Family Fitness IdeasNeed a little inspiration?
Sign up here to receive
the fitness information
you need when it comes
to family fun, nutrition and
sports and fitness!
July is UV Safety month. Of course you know to protect your skin with frequent applications of sunscreen with an SPF of no less than 15. Now, are you protecting your eyes as well as you’re protecting your skin?
Scientific studies show that spending hours in the sun without eye protection can contribute to cataracts and may cause growths on the eyes, including cancerous ones. So eye doctors (ophthalmologists) recommend we all wear sunglasses that absorb at least 99 percent of the ultraviolet (UV) radiation from the sun, as well as a brimmed hat that provides shade – especially when we’re at the beach or outside for long periods of time. And that goes for everyone of every age.
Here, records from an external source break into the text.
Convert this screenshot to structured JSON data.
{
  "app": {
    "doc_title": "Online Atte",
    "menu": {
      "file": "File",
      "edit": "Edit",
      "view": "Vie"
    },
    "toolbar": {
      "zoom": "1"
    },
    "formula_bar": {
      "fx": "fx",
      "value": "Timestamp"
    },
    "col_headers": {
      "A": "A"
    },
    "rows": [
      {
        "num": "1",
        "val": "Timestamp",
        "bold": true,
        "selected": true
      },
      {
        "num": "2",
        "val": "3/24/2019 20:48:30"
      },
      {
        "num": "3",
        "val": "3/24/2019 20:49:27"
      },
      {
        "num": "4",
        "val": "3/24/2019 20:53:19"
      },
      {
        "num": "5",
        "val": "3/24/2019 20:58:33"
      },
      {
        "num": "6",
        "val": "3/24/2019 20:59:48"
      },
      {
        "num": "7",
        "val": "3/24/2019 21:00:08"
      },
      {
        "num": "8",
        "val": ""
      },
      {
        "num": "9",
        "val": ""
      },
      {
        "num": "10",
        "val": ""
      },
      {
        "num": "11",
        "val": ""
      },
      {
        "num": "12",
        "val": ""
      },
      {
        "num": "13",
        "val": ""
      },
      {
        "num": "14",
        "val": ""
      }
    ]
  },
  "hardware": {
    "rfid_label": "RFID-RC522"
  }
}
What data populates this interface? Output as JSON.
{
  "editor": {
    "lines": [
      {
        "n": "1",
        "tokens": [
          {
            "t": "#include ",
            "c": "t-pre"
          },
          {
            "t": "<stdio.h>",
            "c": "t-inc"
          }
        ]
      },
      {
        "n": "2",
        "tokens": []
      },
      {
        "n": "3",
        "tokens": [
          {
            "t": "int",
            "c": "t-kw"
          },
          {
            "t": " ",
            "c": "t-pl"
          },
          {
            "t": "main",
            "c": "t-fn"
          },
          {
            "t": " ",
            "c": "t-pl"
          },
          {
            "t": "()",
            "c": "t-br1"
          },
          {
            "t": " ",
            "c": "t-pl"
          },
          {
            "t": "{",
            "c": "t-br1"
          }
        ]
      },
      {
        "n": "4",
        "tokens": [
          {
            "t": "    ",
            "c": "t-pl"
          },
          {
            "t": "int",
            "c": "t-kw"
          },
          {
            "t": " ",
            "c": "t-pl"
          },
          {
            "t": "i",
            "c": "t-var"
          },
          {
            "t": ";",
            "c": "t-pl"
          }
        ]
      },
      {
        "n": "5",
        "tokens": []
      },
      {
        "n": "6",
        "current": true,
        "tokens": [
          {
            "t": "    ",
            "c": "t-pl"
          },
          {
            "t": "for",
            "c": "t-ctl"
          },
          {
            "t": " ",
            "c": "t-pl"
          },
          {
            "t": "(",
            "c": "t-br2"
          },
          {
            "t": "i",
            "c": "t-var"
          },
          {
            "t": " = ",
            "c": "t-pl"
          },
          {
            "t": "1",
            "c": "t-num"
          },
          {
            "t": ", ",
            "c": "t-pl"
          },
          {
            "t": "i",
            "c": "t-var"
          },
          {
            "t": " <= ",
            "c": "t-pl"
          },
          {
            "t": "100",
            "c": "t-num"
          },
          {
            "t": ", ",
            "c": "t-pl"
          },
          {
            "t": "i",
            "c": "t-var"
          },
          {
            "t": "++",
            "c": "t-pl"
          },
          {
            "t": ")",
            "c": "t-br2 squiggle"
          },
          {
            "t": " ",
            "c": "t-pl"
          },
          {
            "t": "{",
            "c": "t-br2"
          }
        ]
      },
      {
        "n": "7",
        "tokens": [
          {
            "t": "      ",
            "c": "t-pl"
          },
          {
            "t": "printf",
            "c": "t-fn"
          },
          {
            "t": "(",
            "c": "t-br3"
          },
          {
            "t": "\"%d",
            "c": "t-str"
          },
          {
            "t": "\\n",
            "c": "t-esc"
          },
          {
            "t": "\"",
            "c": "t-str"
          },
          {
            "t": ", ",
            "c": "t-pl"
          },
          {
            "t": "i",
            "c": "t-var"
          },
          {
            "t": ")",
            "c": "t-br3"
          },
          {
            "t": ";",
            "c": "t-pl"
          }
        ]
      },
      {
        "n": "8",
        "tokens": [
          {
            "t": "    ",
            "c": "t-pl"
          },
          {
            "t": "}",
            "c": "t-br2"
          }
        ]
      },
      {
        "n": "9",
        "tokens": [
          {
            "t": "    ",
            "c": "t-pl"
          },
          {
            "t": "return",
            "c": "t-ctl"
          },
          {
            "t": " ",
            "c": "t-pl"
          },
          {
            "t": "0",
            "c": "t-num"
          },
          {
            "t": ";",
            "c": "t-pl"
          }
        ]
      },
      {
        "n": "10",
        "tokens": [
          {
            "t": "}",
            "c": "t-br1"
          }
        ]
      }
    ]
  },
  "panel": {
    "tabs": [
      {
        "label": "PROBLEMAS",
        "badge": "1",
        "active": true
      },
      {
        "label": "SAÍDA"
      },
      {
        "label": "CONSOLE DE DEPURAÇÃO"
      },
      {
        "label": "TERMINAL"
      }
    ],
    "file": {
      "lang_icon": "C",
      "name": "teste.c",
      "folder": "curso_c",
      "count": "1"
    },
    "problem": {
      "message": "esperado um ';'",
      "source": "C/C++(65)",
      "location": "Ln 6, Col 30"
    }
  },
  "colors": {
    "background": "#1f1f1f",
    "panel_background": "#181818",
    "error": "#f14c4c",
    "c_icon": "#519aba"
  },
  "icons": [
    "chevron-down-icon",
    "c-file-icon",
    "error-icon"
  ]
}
The cute plastic sunglasses from the toy store probably aren’t the right tool for the important job of protecting young kids’ eyes. Look for a pair that is labeled to provide 100 percent protection from UV rays, and for a design that covers the entire eyes, including the sides. And teens who ride bikes, skateboard or play in summer leagues should be sporting the highest level of UV protection for their eyes – not just the hippest new style of frames.
Snow in July
No matter what the thermometer reads, you can still get “snow blindness” in the summer. A form of photokeratitis, snow blindness is a painful result of exposure to UV rays reflected off of ice, snow, sand and even concrete.
You usually don’t notice snow blindness until the damage is done, sometimes up to six hours later. Think of it as having sunburned eyeballs. What you’ve done is actually damaged the surface layer of your cornea (the clear front part of your eye) and the cell layer that covers the inside of your eyelids and the whites of your eyes.
- Snow blindness symptoms include:
- Pain in and around the eyes
- Redness and swelling
- Blurry vision
- Watery eyes
- A feeling of having sand or grit in your eyes
- Sensitivity to bright light
- Seeing halos around objects
- Twitching in the eyelids
- Reduced pupil size
- Some people experience temporary color changes and even a loss of vision.
Snow blindness symptoms usually go away on their own, diminishing gradually over a day or two. But you can also ease the symptoms right away:
- Move out of the sun and into a dark room
- Close your eyes and place a cool washcloth over them
- Take an over-the-counter pain reliever, such as acetaminophen or ibuprofen
- Avoid rubbing the eyes
- If you wear contact lenses, remove them immediately and use artificial tears to ease dryness. Talk to your eye doctor if the symptoms don’t ease in a day or two.
Who is at greatest risk of eye damage from UV light?
Make this the summer of love – for your eyes and the future of your ocular health.
- People who have had cataract surgery should always be careful of the sun’s rays, even if your surgeon inserted a UV-absorbent intraocular lens
- Those on certain prescription drugs that make skin more sensitive to light including the following prescriptions:
- Many antibiotics such as doxycycline and Cipro
- Certain birth control/estrogen pills including Lovral and premarin
- An anti-malarial drug Phenothiazine
- The Psoriasis treatment Psoralens
- People with blue or green eyes have been shown to have an increased risk of rare eye cancers due to UV light exposure
Get family nutrition
information from the
of our previously
posted nutrition tips,
to view them.